The Shabak removed the gag order about the suspects it arrested (one 12 days ago and one 7 days ago) in the Itamar murders. It revealed that it charged two boys from the extended Awad family (though not directly related):
Israeli security forces have arrested two teenage residents of the West Bank Arab village of Awarta for allegedly carrying out last month’s murder of five family members in the settlement of Itamar, the lifting of a gag order revealed on Sunday.
Palestinian students Amjad Awad, 19, and Hakim Awad 18, both admitted to committing the murder.
…The two suspects, who are unrelated to one another, were identified as members of the Popular Front for the Liberation of Palestine along with several members of their family.
Shin Bet investigators have at this point not identified the murder as being carried out under the auspices of the Popular Front organization. According to what is currently known, the murders were carried out independently by the two suspects.

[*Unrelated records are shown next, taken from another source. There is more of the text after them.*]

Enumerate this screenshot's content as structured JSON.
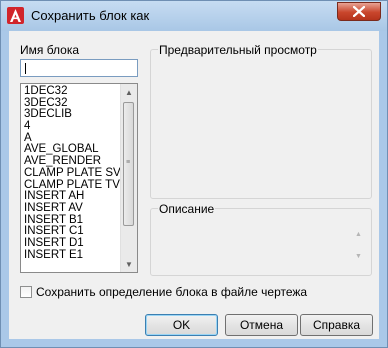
{
  "window": {
    "title": "Сохранить блок как",
    "app_icon": "autocad-a-icon",
    "close_icon": "close-x-icon"
  },
  "block_name": {
    "label": "Имя блока",
    "value": ""
  },
  "block_list": {
    "items": [
      "1DEC32",
      "3DEC32",
      "3DECLIB",
      "4",
      "A",
      "AVE_GLOBAL",
      "AVE_RENDER",
      "CLAMP PLATE SV",
      "CLAMP PLATE TV",
      "INSERT AH",
      "INSERT AV",
      "INSERT B1",
      "INSERT C1",
      "INSERT D1",
      "INSERT E1"
    ]
  },
  "preview": {
    "label": "Предварительный просмотр"
  },
  "description": {
    "label": "Описание"
  },
  "save_definition": {
    "label": "Сохранить определение блока в файле чертежа",
    "checked": false
  },
  "buttons": {
    "ok": "OK",
    "cancel": "Отмена",
    "help": "Справка"
  }
}
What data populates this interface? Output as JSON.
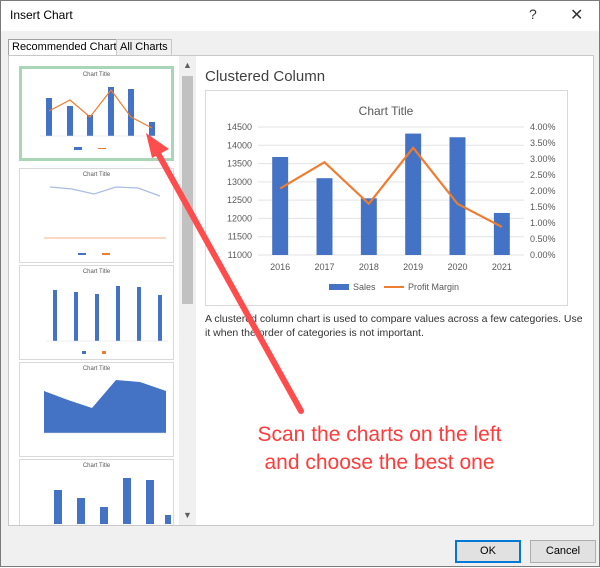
{
  "window": {
    "title": "Insert Chart",
    "help_glyph": "?",
    "close_glyph": "✕"
  },
  "tabs": [
    {
      "label": "Recommended Charts",
      "active": true
    },
    {
      "label": "All Charts",
      "active": false
    }
  ],
  "thumbnails": [
    {
      "title": "Chart Title",
      "kind": "clustered-column-line",
      "selected": true
    },
    {
      "title": "Chart Title",
      "kind": "line"
    },
    {
      "title": "Chart Title",
      "kind": "column-thin"
    },
    {
      "title": "Chart Title",
      "kind": "area"
    },
    {
      "title": "Chart Title",
      "kind": "column"
    }
  ],
  "preview": {
    "chart_type_title": "Clustered Column",
    "description": "A clustered column chart is used to compare values across a few categories. Use it when the order of categories is not important."
  },
  "chart_data": {
    "type": "bar",
    "title": "Chart Title",
    "categories": [
      "2016",
      "2017",
      "2018",
      "2019",
      "2020",
      "2021"
    ],
    "series": [
      {
        "name": "Sales",
        "kind": "bar",
        "axis": "left",
        "color": "#4472c4",
        "values": [
          13680,
          13100,
          12550,
          14320,
          14220,
          12150
        ]
      },
      {
        "name": "Profit Margin",
        "kind": "line",
        "axis": "right",
        "color": "#ed7d31",
        "values": [
          0.0208,
          0.029,
          0.016,
          0.0335,
          0.016,
          0.0088
        ]
      }
    ],
    "ylim": [
      11000,
      14500
    ],
    "yticks": [
      "14500",
      "14000",
      "13500",
      "13000",
      "12500",
      "12000",
      "11500",
      "11000"
    ],
    "y2lim": [
      0,
      0.04
    ],
    "y2ticks": [
      "4.00%",
      "3.50%",
      "3.00%",
      "2.50%",
      "2.00%",
      "1.50%",
      "1.00%",
      "0.50%",
      "0.00%"
    ],
    "grid": true,
    "legend_position": "bottom"
  },
  "annotation": {
    "text": "Scan the charts on the left and choose the best one",
    "color": "#ff3b3b"
  },
  "buttons": {
    "ok": "OK",
    "cancel": "Cancel"
  },
  "icons": {
    "scroll_up": "chevron-up-icon",
    "scroll_down": "chevron-down-icon",
    "close": "close-icon",
    "help": "help-icon"
  }
}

I wrote a post two days ago based on information provided me from a source who told me the motive for the killings was robbery (that’s the motive I couldn’t report at the time). As this German source says:
Israeli Colonel Nimrod Aloni said in a telephone briefing…the two suspects are believed to have acted on their own and had initially planned to penetrate the settlement only to steal weapons, he said. The murder of the family, he believed, happened along the way.
It appears as sometimes happens that the IDF has a different interpretation of the crime than the Shabak. The latter naturally has even more of a need to create a narrative of terror and blood lust than the IDF. Though nothing can justify the murders themselves, it does appear that this was a crime, as my source originally told me, of theft gone wrong.
In this separate Haaretz article, the Shabak again takes great pains to point to one conspirator’s evident intent to kill Jews, while playing down the second conspirator’s intent to commit robbery:
The minor, Hakim Awad, made a different claim. His confession appears to indicate that he regarded the incident as a burglary and the theft of weapons. But when they thought they had been caught, the break-in turned into murder.
The difference between the two versions may not be that significant…but either way this was a case of premeditated murder.
Note the throwaway interpolation by Amos Harel, which clearly indicates the prejudice inherent in the Israeli perspective on the crime. It may be a moot point for an Israeli justice system which tends to grind down and spit out terror suspects; but in most legal systems, a suspect who didn’t premeditate murder would have a meaningful mitigating factor in consideration of his sentence. And contrary to Harel’s erroneous claim, Hakim did not premeditate murder. He did participate in murders, but that wasn’t in his mind, according to him, when he started out.
Also, in Haaretz’s version of the story the boys knew there were other children in the home but hurried away and did not kill them for fear of being detected. In the German media account, also based on a Shabak source, the killers noticed the children and deliberately did not kill them.
For those right-wingers who may be disgusted by the points I’m raising, don’t forget that you (if you’re Israeli) live in a so-called democracy in which a man is innocent till proven guilty and that he is entitled to the strongest possible legal defense, even if accused of cold-blooded murder. That seems lost on many of our far-right friends who believe that hanging is too good for ’em. So yes, what is in a criminal’s mind when he commits a crime is important. Though perhaps it’s not to you.
My source also told me that the suspects were linked to the crime scene by DNA evidence.
It should be noted that the Shabak has published a lie in its own account of its investigation saying only that “tens” of residents of Awarta were arrested, when the number is well north of 100 and probably closer to 200 or more. The statement also does not mention the wholesale devastation wrought by the combined Shabak, IDF and police forces who ransacked virtually all the homes in the village, destroyed furniture and major appliances and wreaked all manner of havoc in pure acts of collective punishment and vengeance.
Shabak reveals that the uncle of one of the suspects was killed by the IDF in 2003 for his alleged involvement in several murders that occurred in Itamar. It doesn’t say that the uncle was killed in cold blood, as usually the army claims those killed were armed and resisted. However, often this is not the case and the victims are not armed, but are killed through the “justice of the gun.”
Despite the fact that a villager the suspects approached in hopes of procuring a weapon for the attack didn’t help them, the former was arrested as well and will likely spend years in jail for his trouble.
This was an act of insanity. An act that could only be committed by someone literally insane or teenagers out to prove their manhood to their elders and comrades.
One of the other tragedies of this incident is that the killers used weapons they stole from another settler home to kill the Fogel parents.